• _Exercise requirements_: The required response is the number of lines in the entries that include the word "American", with nothing added.

(Material shown begins)

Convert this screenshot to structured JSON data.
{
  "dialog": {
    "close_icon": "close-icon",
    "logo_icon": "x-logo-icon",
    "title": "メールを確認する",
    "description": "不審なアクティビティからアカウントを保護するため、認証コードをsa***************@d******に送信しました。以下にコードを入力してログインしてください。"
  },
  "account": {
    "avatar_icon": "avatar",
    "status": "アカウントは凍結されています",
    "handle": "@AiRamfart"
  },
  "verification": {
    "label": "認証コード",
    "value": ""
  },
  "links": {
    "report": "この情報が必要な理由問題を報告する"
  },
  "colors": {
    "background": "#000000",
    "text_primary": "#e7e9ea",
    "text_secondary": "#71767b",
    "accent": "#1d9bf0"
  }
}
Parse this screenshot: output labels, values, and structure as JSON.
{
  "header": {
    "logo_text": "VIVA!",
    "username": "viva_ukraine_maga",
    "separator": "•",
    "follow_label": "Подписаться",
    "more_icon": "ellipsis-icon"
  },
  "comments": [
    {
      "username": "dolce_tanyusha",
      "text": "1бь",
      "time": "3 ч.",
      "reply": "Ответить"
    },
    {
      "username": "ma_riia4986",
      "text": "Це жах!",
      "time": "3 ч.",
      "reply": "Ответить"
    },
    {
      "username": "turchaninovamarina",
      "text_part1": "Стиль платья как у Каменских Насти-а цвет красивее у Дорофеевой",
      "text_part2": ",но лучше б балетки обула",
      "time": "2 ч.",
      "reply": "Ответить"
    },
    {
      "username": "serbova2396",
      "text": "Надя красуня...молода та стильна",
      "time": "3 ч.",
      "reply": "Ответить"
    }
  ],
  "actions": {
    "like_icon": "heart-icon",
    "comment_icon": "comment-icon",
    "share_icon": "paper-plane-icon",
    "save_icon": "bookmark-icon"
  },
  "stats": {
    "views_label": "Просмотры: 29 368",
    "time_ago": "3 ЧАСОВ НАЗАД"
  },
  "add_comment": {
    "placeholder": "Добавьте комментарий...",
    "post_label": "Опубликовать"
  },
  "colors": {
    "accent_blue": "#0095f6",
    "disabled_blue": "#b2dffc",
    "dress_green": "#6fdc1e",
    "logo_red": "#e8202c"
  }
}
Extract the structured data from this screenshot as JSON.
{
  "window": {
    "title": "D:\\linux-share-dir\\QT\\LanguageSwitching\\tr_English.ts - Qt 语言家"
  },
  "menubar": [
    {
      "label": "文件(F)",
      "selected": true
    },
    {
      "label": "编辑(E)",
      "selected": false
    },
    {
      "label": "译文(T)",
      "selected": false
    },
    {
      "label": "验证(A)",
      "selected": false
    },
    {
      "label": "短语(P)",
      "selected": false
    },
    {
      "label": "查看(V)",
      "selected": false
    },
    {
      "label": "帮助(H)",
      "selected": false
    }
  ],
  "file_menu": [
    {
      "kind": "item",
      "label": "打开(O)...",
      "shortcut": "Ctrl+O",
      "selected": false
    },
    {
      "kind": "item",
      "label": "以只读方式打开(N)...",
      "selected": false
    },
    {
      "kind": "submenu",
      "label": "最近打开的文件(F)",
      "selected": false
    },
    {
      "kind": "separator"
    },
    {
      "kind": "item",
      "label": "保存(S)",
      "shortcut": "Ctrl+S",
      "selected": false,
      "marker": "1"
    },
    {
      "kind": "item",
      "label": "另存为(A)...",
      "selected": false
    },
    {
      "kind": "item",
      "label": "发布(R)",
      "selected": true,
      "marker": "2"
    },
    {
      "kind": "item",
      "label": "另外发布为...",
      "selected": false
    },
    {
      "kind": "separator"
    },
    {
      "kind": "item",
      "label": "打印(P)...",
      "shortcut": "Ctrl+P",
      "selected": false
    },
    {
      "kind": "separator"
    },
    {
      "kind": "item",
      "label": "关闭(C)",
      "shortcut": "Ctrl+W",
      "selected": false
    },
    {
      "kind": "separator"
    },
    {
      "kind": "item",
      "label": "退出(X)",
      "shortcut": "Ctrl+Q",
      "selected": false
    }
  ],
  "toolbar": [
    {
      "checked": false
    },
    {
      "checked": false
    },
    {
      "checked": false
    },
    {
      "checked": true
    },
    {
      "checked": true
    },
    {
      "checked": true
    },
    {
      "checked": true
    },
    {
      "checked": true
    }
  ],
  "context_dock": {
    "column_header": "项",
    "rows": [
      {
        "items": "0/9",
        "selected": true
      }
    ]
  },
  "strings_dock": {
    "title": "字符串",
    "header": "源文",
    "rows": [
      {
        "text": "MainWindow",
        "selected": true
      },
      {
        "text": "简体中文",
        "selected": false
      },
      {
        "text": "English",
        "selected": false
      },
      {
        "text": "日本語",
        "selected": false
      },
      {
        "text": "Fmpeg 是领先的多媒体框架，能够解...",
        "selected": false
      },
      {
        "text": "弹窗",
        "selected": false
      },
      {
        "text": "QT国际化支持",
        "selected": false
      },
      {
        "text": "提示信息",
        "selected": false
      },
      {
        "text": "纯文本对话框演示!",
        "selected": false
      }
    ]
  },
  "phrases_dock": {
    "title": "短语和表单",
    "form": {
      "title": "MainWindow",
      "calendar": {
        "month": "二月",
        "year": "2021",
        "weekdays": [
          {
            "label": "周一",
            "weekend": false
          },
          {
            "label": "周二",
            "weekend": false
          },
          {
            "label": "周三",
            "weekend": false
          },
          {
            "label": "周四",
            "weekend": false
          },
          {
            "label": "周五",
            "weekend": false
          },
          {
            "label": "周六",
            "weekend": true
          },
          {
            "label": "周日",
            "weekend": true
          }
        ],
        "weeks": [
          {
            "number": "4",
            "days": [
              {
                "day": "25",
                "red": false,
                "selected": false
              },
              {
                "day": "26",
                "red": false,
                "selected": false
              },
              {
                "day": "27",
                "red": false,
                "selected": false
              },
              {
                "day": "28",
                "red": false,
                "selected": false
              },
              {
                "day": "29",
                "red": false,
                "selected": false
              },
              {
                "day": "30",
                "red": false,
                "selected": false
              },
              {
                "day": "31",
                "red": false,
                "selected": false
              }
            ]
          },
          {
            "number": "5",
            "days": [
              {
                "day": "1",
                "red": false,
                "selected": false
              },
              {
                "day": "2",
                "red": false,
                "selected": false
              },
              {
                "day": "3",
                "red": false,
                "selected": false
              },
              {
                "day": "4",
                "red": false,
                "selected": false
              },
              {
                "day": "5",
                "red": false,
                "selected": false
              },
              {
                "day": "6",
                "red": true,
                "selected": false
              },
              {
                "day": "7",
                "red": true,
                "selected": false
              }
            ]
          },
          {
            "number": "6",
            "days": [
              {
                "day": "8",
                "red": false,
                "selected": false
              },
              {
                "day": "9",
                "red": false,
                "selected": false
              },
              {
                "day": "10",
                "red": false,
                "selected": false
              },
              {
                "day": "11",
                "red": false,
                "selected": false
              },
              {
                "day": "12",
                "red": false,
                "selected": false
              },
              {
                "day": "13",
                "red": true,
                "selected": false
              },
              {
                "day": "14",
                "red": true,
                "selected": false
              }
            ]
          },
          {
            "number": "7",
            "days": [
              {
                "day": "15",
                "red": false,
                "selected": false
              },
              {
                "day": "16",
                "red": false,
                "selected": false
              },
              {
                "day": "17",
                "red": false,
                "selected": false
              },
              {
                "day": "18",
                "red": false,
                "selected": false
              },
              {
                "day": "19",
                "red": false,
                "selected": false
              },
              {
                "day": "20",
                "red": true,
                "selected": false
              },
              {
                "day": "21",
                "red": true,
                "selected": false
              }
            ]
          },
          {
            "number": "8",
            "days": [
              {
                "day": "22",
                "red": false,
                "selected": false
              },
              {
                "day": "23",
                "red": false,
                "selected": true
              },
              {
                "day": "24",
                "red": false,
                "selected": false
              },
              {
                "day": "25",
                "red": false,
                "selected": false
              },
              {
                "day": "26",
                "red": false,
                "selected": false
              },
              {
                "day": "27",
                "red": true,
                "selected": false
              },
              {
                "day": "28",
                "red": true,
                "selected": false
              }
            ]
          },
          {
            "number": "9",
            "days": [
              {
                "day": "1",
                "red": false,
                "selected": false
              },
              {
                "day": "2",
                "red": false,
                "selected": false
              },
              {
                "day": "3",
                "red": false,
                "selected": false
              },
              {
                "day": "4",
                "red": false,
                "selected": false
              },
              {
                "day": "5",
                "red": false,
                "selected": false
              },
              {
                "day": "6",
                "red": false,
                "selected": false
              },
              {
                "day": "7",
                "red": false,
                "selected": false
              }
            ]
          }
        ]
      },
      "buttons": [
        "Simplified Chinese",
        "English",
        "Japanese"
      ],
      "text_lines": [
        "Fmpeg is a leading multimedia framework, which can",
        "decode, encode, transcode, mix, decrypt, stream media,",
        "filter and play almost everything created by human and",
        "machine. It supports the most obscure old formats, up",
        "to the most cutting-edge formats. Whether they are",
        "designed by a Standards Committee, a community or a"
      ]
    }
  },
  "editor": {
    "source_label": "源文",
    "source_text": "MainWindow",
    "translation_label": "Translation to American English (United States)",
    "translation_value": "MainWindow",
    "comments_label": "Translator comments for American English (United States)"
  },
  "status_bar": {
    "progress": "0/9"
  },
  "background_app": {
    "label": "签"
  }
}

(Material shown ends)

• _Finished exercise_: 2